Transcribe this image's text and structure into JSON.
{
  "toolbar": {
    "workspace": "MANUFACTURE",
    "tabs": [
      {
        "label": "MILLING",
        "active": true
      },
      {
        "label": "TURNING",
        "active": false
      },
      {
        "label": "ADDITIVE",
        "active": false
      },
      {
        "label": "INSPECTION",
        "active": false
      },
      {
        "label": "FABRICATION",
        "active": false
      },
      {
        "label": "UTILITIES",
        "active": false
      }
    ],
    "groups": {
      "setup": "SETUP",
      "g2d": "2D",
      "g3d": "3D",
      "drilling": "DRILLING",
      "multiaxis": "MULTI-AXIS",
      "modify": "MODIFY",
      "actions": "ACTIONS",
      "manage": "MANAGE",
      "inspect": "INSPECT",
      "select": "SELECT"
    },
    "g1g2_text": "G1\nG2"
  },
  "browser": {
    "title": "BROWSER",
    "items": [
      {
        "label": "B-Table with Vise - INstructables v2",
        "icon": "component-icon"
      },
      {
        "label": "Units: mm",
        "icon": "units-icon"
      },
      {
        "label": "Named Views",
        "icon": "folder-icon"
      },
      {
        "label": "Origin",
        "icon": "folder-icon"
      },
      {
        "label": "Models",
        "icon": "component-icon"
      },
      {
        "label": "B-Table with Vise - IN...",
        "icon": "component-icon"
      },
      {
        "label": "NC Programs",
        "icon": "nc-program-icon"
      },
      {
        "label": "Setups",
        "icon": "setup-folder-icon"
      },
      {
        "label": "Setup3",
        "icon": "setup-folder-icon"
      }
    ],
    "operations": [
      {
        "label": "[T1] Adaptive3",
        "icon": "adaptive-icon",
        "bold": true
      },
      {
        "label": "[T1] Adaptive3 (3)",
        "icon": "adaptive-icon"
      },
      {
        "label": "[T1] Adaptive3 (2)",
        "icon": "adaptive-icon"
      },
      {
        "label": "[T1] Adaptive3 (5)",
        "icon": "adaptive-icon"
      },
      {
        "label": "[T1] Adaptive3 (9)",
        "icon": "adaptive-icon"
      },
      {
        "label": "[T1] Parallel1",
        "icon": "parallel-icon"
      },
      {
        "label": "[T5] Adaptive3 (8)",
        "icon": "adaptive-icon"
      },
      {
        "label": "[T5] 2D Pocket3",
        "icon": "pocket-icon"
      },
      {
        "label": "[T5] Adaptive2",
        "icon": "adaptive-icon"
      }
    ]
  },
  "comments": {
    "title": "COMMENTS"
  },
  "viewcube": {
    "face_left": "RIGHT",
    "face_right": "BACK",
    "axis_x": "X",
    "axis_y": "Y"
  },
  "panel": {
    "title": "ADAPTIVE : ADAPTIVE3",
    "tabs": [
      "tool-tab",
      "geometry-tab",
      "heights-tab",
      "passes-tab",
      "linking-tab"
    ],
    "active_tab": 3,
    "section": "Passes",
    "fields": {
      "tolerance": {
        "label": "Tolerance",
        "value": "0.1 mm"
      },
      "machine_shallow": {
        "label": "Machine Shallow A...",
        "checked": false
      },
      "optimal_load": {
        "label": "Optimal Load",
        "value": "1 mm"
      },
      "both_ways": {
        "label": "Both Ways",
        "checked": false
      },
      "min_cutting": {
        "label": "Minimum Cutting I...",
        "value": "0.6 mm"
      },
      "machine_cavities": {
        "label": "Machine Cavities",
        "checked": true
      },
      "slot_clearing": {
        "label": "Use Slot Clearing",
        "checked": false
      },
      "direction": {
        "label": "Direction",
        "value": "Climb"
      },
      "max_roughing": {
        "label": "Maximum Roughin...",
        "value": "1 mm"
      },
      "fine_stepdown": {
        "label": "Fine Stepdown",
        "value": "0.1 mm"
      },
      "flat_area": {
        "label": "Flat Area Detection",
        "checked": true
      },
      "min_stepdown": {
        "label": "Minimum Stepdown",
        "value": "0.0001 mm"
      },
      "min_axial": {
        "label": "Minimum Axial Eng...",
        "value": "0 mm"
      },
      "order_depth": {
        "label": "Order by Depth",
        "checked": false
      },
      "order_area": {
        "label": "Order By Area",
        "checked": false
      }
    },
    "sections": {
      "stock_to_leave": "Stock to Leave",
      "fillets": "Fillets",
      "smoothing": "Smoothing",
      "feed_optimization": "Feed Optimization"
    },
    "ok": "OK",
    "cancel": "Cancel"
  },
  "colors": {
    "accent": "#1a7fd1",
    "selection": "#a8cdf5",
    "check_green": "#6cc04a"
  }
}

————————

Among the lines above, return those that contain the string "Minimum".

◆ Your solution:
        "label": "Minimum Cutting I...",
        "label": "Minimum Stepdown",
        "label": "Minimum Axial Eng...",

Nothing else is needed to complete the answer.